Exercise objective:
Exclude all pictures from your copy of the data below, which should otherwise match exactly.

Listed records below:

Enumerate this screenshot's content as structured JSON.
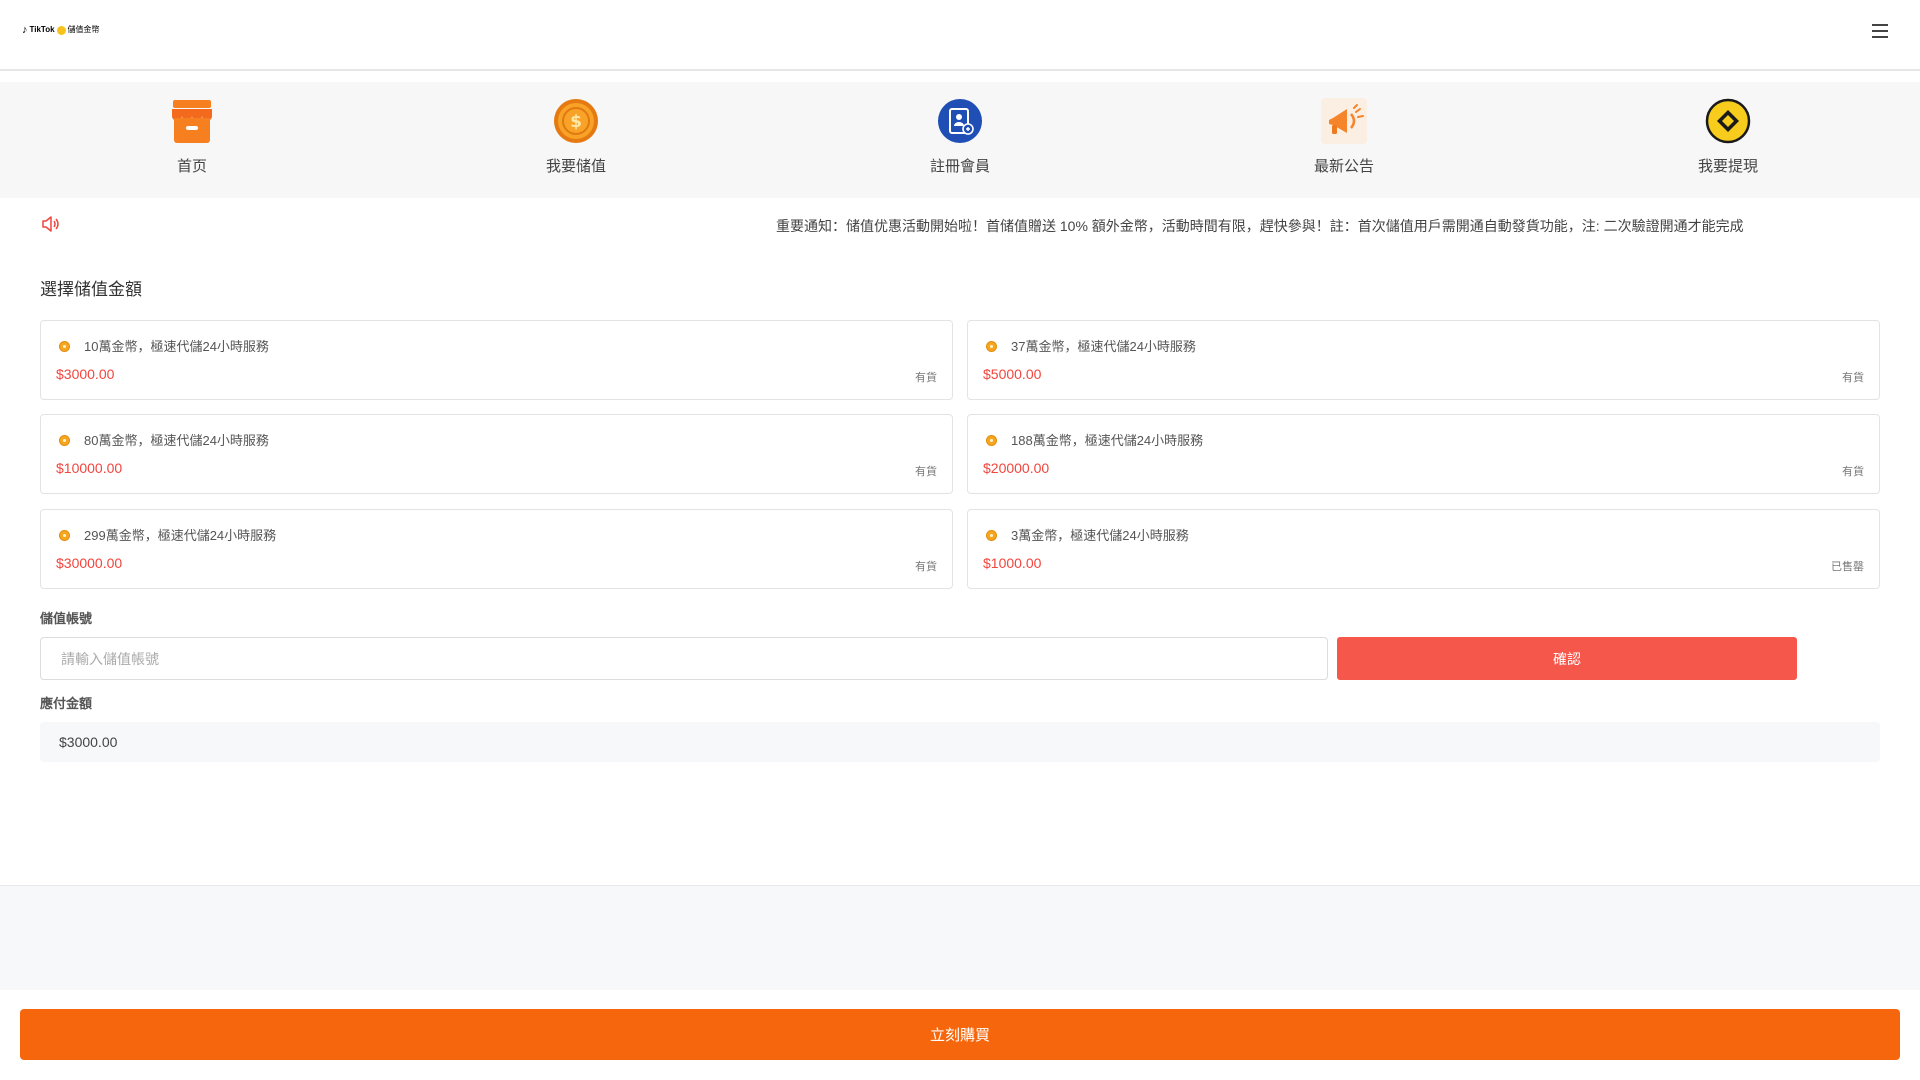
{
  "header": {
    "logo_brand": "TikTok",
    "logo_suffix": "儲值金幣",
    "menu_icon": "hamburger-menu-icon"
  },
  "nav": {
    "items": [
      {
        "label": "首页",
        "icon": "store-icon"
      },
      {
        "label": "我要储值",
        "icon": "dollar-coin-icon"
      },
      {
        "label": "註冊會員",
        "icon": "member-card-icon"
      },
      {
        "label": "最新公告",
        "icon": "megaphone-icon"
      },
      {
        "label": "我要提現",
        "icon": "withdraw-diamond-icon"
      }
    ]
  },
  "notice": {
    "icon": "speaker-icon",
    "text": "重要通知：储值优惠活動開始啦！首储值贈送 10% 額外金幣，活動時間有限，趕快參與！註：首次儲值用戶需開通自動發貨功能，注: 二次驗證開通才能完成"
  },
  "section_title": "選擇储值金額",
  "packages": [
    {
      "title": "10萬金幣，極速代儲24小時服務",
      "price": "$3000.00",
      "stock": "有貨"
    },
    {
      "title": "37萬金幣，極速代儲24小時服務",
      "price": "$5000.00",
      "stock": "有貨"
    },
    {
      "title": "80萬金幣，極速代儲24小時服務",
      "price": "$10000.00",
      "stock": "有貨"
    },
    {
      "title": "188萬金幣，極速代儲24小時服務",
      "price": "$20000.00",
      "stock": "有貨"
    },
    {
      "title": "299萬金幣，極速代儲24小時服務",
      "price": "$30000.00",
      "stock": "有貨"
    },
    {
      "title": "3萬金幣，極速代儲24小時服務",
      "price": "$1000.00",
      "stock": "已售罄"
    }
  ],
  "form": {
    "account_label": "儲值帳號",
    "account_placeholder": "請輸入儲值帳號",
    "confirm_label": "確認",
    "payable_label": "應付金額",
    "payable_value": "$3000.00"
  },
  "footer": {
    "buy_label": "立刻購買"
  },
  "colors": {
    "price_red": "#f2453d",
    "confirm_red": "#f5574a",
    "buy_orange": "#f6670d"
  }
}
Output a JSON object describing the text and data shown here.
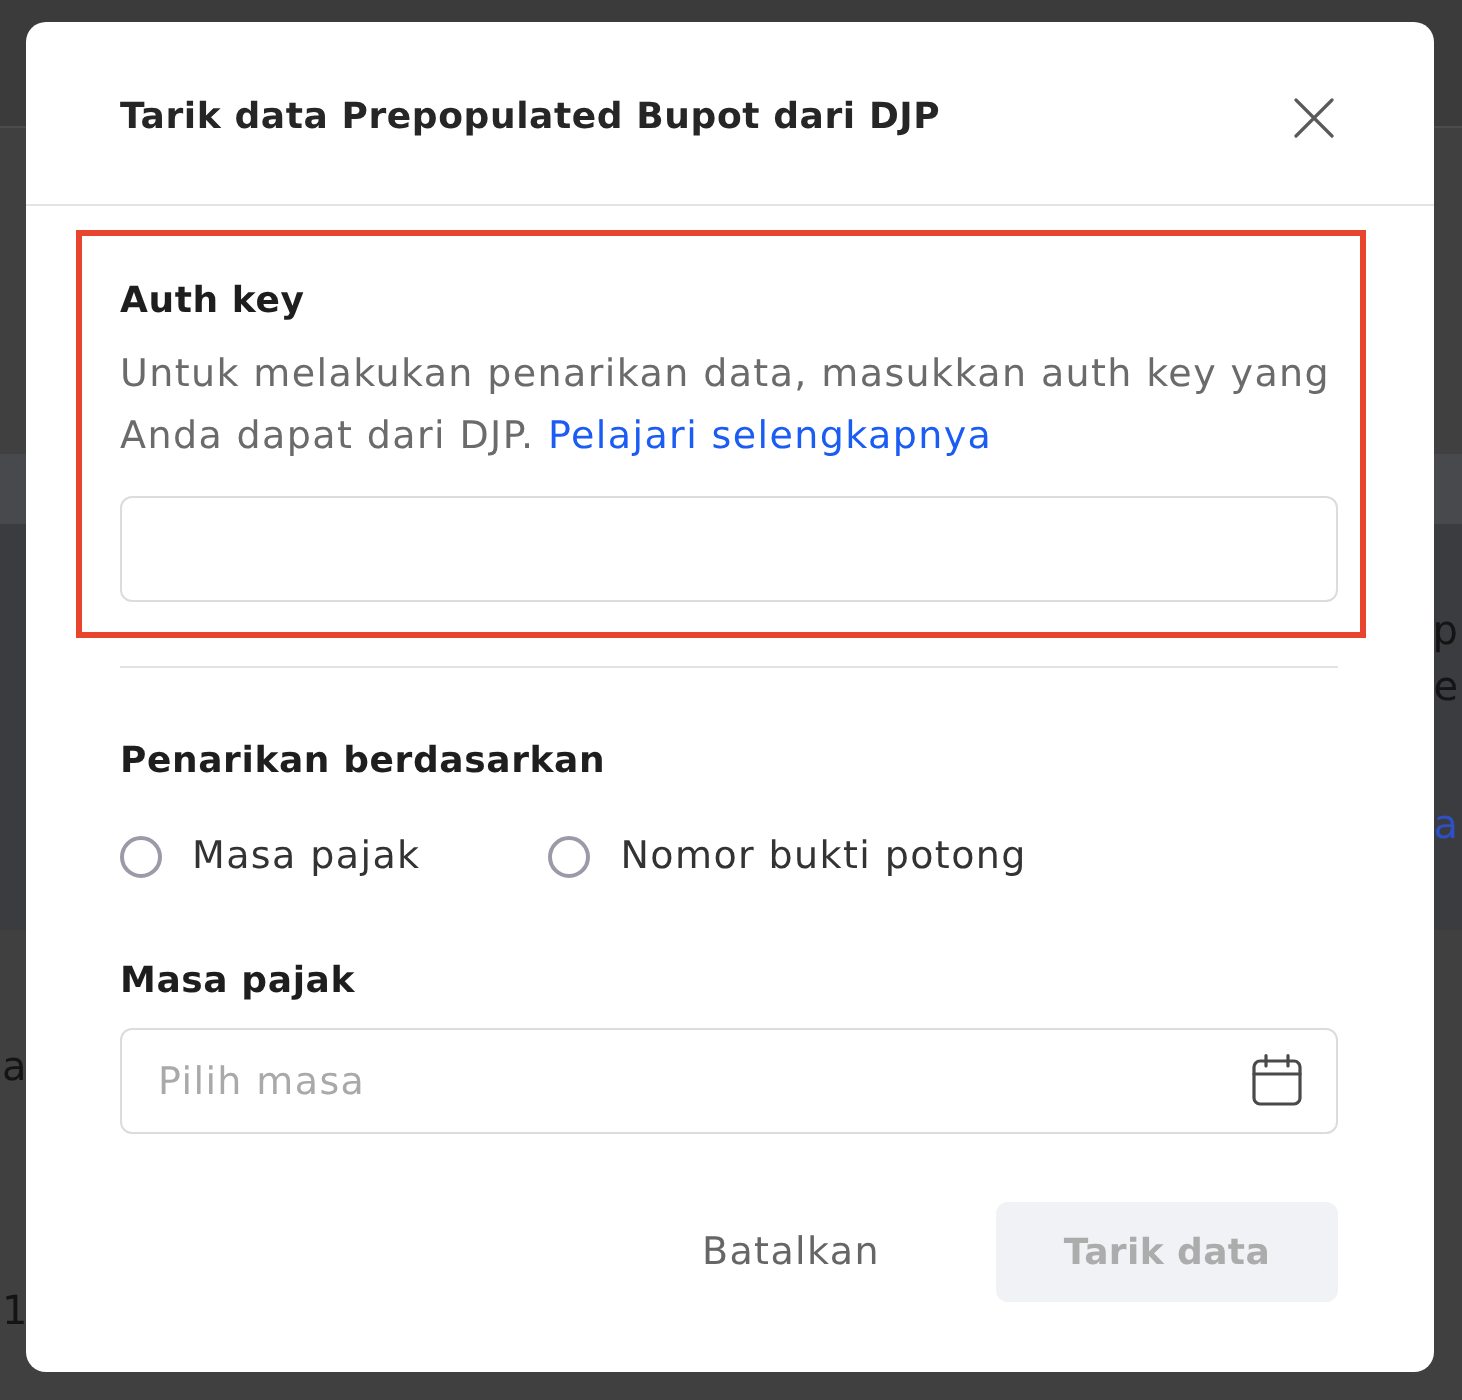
{
  "backdrop": {
    "right_edge": [
      {
        "text": "p",
        "kind": "text"
      },
      {
        "text": "e",
        "kind": "text"
      },
      {
        "text": "a",
        "kind": "link"
      }
    ],
    "left_edge": [
      {
        "text": "a",
        "kind": "text"
      },
      {
        "text": "1",
        "kind": "text"
      }
    ]
  },
  "dialog": {
    "title": "Tarik data Prepopulated Bupot dari DJP"
  },
  "auth_key": {
    "highlighted": true,
    "label": "Auth key",
    "description": "Untuk melakukan penarikan data, masukkan auth key yang Anda dapat dari DJP.",
    "link": "Pelajari selengkapnya"
  },
  "pull_by": {
    "label": "Penarikan berdasarkan",
    "options": [
      {
        "label": "Masa pajak",
        "selected": false
      },
      {
        "label": "Nomor bukti potong",
        "selected": false
      }
    ]
  },
  "tax_period": {
    "label": "Masa pajak",
    "placeholder": "Pilih masa"
  },
  "buttons": [
    {
      "label": "Batalkan",
      "kind": "text",
      "disabled": false
    },
    {
      "label": "Tarik data",
      "kind": "primary",
      "disabled": true
    }
  ]
}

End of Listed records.

Output for this task:
Enumerate this screenshot's content as structured JSON.
{
  "header": {
    "logo_brand": "TikTok",
    "logo_suffix": "儲值金幣",
    "menu_icon": "hamburger-menu-icon"
  },
  "nav": {
    "items": [
      {
        "label": "首页",
        "icon": "store-icon"
      },
      {
        "label": "我要储值",
        "icon": "dollar-coin-icon"
      },
      {
        "label": "註冊會員",
        "icon": "member-card-icon"
      },
      {
        "label": "最新公告",
        "icon": "megaphone-icon"
      },
      {
        "label": "我要提現",
        "icon": "withdraw-diamond-icon"
      }
    ]
  },
  "notice": {
    "icon": "speaker-icon",
    "text": "重要通知：储值优惠活動開始啦！首储值贈送 10% 額外金幣，活動時間有限，趕快參與！註：首次儲值用戶需開通自動發貨功能，注: 二次驗證開通才能完成"
  },
  "section_title": "選擇储值金額",
  "packages": [
    {
      "title": "10萬金幣，極速代儲24小時服務",
      "price": "$3000.00",
      "stock": "有貨"
    },
    {
      "title": "37萬金幣，極速代儲24小時服務",
      "price": "$5000.00",
      "stock": "有貨"
    },
    {
      "title": "80萬金幣，極速代儲24小時服務",
      "price": "$10000.00",
      "stock": "有貨"
    },
    {
      "title": "188萬金幣，極速代儲24小時服務",
      "price": "$20000.00",
      "stock": "有貨"
    },
    {
      "title": "299萬金幣，極速代儲24小時服務",
      "price": "$30000.00",
      "stock": "有貨"
    },
    {
      "title": "3萬金幣，極速代儲24小時服務",
      "price": "$1000.00",
      "stock": "已售罄"
    }
  ],
  "form": {
    "account_label": "儲值帳號",
    "account_placeholder": "請輸入儲值帳號",
    "confirm_label": "確認",
    "payable_label": "應付金額",
    "payable_value": "$3000.00"
  },
  "footer": {
    "buy_label": "立刻購買"
  },
  "colors": {
    "price_red": "#f2453d",
    "confirm_red": "#f5574a",
    "buy_orange": "#f6670d"
  }
}
Output a JSON object describing the text and data shown here.
{
  "backdrop": {
    "right_edge": [
      {
        "text": "p",
        "kind": "text"
      },
      {
        "text": "e",
        "kind": "text"
      },
      {
        "text": "a",
        "kind": "link"
      }
    ],
    "left_edge": [
      {
        "text": "a",
        "kind": "text"
      },
      {
        "text": "1",
        "kind": "text"
      }
    ]
  },
  "dialog": {
    "title": "Tarik data Prepopulated Bupot dari DJP"
  },
  "auth_key": {
    "highlighted": true,
    "label": "Auth key",
    "description": "Untuk melakukan penarikan data, masukkan auth key yang Anda dapat dari DJP.",
    "link": "Pelajari selengkapnya"
  },
  "pull_by": {
    "label": "Penarikan berdasarkan",
    "options": [
      {
        "label": "Masa pajak",
        "selected": false
      },
      {
        "label": "Nomor bukti potong",
        "selected": false
      }
    ]
  },
  "tax_period": {
    "label": "Masa pajak",
    "placeholder": "Pilih masa"
  },
  "buttons": [
    {
      "label": "Batalkan",
      "kind": "text",
      "disabled": false
    },
    {
      "label": "Tarik data",
      "kind": "primary",
      "disabled": true
    }
  ]
}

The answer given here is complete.